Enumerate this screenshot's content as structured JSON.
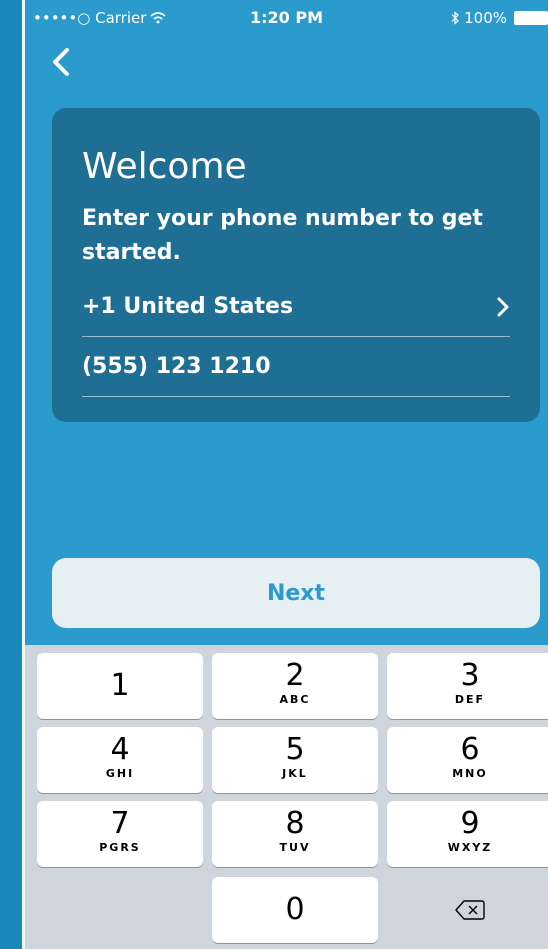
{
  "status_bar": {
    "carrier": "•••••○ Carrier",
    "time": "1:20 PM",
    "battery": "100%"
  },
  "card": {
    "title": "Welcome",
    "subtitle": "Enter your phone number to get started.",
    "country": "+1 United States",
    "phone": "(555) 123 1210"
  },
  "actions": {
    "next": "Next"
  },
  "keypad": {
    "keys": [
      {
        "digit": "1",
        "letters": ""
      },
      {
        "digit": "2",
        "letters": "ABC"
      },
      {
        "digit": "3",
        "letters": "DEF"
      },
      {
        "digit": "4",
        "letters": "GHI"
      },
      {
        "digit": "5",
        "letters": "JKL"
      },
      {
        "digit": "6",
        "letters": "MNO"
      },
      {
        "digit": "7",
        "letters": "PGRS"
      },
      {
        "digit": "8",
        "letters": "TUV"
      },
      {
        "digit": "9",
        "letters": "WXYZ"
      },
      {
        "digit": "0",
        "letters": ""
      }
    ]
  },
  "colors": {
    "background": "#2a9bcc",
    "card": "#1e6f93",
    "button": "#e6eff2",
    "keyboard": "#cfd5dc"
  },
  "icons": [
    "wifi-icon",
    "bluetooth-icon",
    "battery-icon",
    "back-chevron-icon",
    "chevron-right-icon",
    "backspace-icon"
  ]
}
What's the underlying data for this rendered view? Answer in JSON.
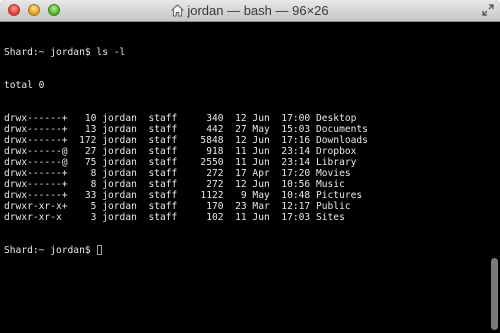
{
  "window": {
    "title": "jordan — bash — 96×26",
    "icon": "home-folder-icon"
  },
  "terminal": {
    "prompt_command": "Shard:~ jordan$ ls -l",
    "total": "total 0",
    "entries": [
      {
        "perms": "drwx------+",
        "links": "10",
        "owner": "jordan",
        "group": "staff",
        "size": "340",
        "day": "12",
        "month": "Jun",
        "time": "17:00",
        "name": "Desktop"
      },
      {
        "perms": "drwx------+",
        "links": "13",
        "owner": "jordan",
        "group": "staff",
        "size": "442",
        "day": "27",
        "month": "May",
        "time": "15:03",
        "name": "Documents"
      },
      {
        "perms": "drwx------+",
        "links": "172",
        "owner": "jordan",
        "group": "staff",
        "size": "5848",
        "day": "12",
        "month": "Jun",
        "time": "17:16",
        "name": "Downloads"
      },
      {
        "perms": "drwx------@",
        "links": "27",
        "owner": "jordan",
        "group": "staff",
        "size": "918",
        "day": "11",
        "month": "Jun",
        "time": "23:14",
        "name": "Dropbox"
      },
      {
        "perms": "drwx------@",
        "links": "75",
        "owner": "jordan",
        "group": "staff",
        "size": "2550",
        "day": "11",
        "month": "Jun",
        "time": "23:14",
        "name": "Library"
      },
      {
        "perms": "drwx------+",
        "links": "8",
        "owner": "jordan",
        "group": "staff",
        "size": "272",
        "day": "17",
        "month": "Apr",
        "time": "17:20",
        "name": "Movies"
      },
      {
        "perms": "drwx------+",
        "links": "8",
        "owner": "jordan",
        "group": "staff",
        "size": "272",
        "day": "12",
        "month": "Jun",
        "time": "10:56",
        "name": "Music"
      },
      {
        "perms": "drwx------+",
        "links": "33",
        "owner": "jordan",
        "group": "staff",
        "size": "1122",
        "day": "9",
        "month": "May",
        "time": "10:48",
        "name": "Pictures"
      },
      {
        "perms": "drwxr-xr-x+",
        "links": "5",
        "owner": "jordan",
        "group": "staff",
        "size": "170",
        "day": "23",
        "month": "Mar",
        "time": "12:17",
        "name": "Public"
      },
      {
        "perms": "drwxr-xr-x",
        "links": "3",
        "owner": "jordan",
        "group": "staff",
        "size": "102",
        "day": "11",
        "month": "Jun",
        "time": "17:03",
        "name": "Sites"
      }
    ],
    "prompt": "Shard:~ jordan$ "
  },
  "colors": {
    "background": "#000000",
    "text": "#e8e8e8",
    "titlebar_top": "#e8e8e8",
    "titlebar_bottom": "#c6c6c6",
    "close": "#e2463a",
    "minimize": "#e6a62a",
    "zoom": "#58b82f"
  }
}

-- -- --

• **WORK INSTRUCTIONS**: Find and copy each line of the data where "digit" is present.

• **RESULT**:
        "digit": "1",
        "digit": "2",
        "digit": "3",
        "digit": "4",
        "digit": "5",
        "digit": "6",
        "digit": "7",
        "digit": "8",
        "digit": "9",
        "digit": "0",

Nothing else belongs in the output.